Eating foods rich in antioxidants may help to live longer, according to a study published in the Archives of Internal Medicine. These foods will help to fight against diseases, which can help prolong life. Results of this study showed that people with high levels of antioxidant alpha-carotene in their blood had a 39% reduction in the risk of death due to diseases, like heart diseases and cancer, when compared to those who had low levels of antioxidants.
“The findings of this 14-year-study shows that having more vegetables and fruits in one's diet will prevent premature death”, says researcher Chaoyang Li, MD, PhD, of the CDC and colleagues. Alpha-carotene belongs to carotenoids, an antioxidant group that contains beta-carotene and lycopene. Vegetables, like carrots, sweet potatoes, pumpkin, and winter squash, and dark green vegetables, such as broccoli, green beans, green peas, spinach, turnip greens, collards, and lettuce are rich in alpha-carotene.

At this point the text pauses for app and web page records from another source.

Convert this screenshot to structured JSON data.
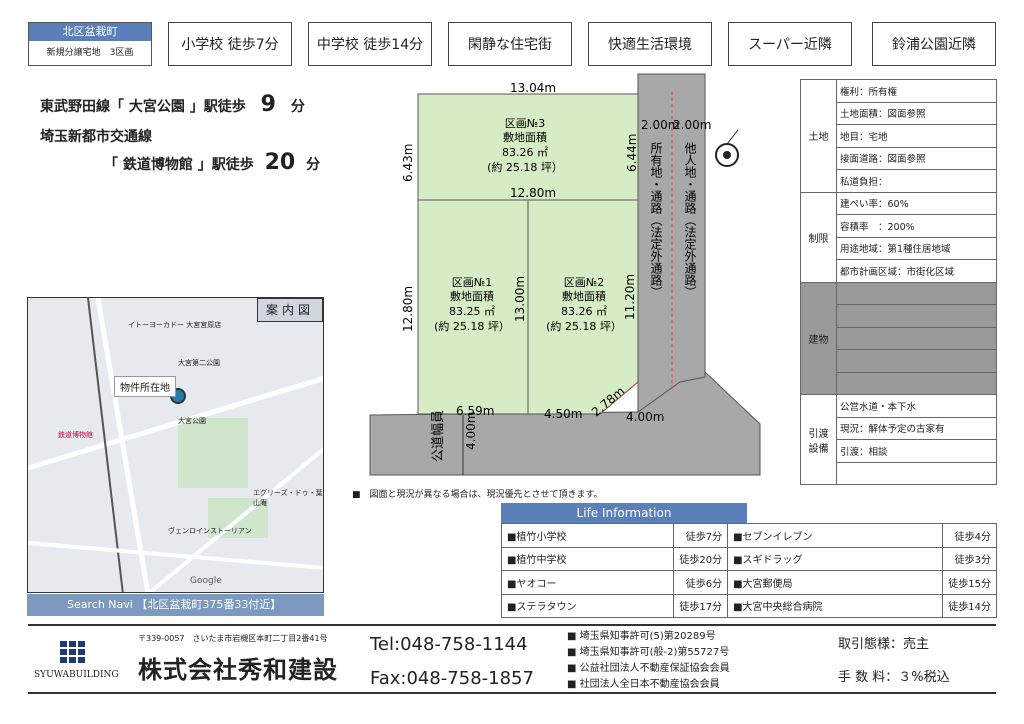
{
  "header": {
    "area": "北区盆栽町",
    "area_sub": "新規分譲宅地　3区画",
    "tags": [
      "小学校 徒歩7分",
      "中学校 徒歩14分",
      "閑静な住宅街",
      "快適生活環境",
      "スーパー近隣",
      "鈴浦公園近隣"
    ]
  },
  "access": {
    "line1_pre": "東武野田線「 大宮公園 」駅徒歩",
    "line1_num": "9",
    "line1_unit": "分",
    "line2_top": "埼玉新都市交通線",
    "line2_pre": "「 鉄道博物館 」駅徒歩",
    "line2_num": "20",
    "line2_unit": "分"
  },
  "plot": {
    "lot3": [
      "区画№3",
      "敷地面積",
      "83.26 ㎡",
      "(約 25.18 坪）"
    ],
    "lot1": [
      "区画№1",
      "敷地面積",
      "83.25 ㎡",
      "(約 25.18 坪）"
    ],
    "lot2": [
      "区画№2",
      "敷地面積",
      "83.26 ㎡",
      "(約 25.18 坪）"
    ],
    "dims": {
      "top": "13.04m",
      "mid": "12.80m",
      "left_top": "6.43m",
      "right_top": "6.44m",
      "left_bottom": "12.80m",
      "center": "13.00m",
      "right_bottom": "11.20m",
      "bottom_left": "6.59m",
      "bottom_mid": "4.50m",
      "corner": "2.78m",
      "road_right": "4.00m",
      "road_width": "4.00m",
      "w1": "2.00m",
      "w2": "2.00m"
    },
    "road_label": "公道幅員",
    "private_road": "所有地・通路（法定外通路）",
    "other_road": "他人地・通路（法定外通路）"
  },
  "info": {
    "land_cat": "土地",
    "land": [
      "権利：所有権",
      "土地面積：図面参照",
      "地目：宅地",
      "接面道路：図面参照",
      "私道負担："
    ],
    "limit_cat": "制限",
    "limit": [
      "建ぺい率：60%",
      "容積率　：200%",
      "用途地域：第1種住居地域",
      "都市計画区域：市街化区域"
    ],
    "building_cat": "建物",
    "deliver_cat": "引渡設備",
    "deliver": [
      "公営水道・本下水",
      "現況：解体予定の古家有",
      "引渡：相談"
    ]
  },
  "map": {
    "title": "案内図",
    "property_label": "物件所在地",
    "places": [
      "イトーヨーカドー 大宮宮原店",
      "大宮第二公園",
      "鉄道博物館",
      "大宮公園",
      "エグリーズ・ドゥ・葉山庵",
      "ヴェンロインストーリアン",
      "Google"
    ],
    "footer": "Search Navi 【北区盆栽町375番33付近】"
  },
  "note": "■　図面と現況が異なる場合は、現況優先とさせて頂きます。",
  "life": {
    "title": "Life Information",
    "rows": [
      [
        "■植竹小学校",
        "徒歩7分",
        "■セブンイレブン",
        "徒歩4分"
      ],
      [
        "■植竹中学校",
        "徒歩20分",
        "■スギドラッグ",
        "徒歩3分"
      ],
      [
        "■ヤオコー",
        "徒歩6分",
        "■大宮郵便局",
        "徒歩15分"
      ],
      [
        "■ステラタウン",
        "徒歩17分",
        "■大宮中央総合病院",
        "徒歩14分"
      ]
    ]
  },
  "footer": {
    "logo": "SYUWABUILDING",
    "address": "〒339-0057　さいたま市岩槻区本町二丁目2番41号",
    "company": "株式会社秀和建設",
    "tel": "Tel:048-758-1144",
    "fax": "Fax:048-758-1857",
    "licenses": [
      "■ 埼玉県知事許可(5)第20289号",
      "■ 埼玉県知事許可(般-2)第55727号",
      "■ 公益社団法人不動産保証協会会員",
      "■ 社団法人全日本不動産協会会員"
    ],
    "deal": "取引態様：売主",
    "fee": "手 数 料：３%税込"
  }
}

Some of the previous studies had shown that eating more of vegetables and fruits may reduce the risk of diseases. But, it was not shown whether beta-carotene supplements will reduce the risk of death due to heart disease and cancer. Researchers wanted to see whether other antioxidants may also reduce the risk of diseases.
In this study researchers analyzed the data of 15,318 adults who participated in the Third National Health and Nutrition Examination Survey Follow-up Study. They focused on the relationship between alpha-carotene levels in blood and the risk of the death in these people. Blood samples were collected from the participants between 1984 and 1994 and followed through 2006.
Analysis of data showed that participants who had high levels of alpha-carotene in the blood had a low risk of death during the follow-up period. As the blood levels of alpha-carotene increased, the protective effect also increased considerably. People who had two to three micrograms per decilitre of alpha-carotene in blood had a 23% lower risk of death, when compared to those who had low levels of this antioxidant. Those who had the highest levels of alpha-carotene (9 micrograms per decilitre) had a 39% lower risk.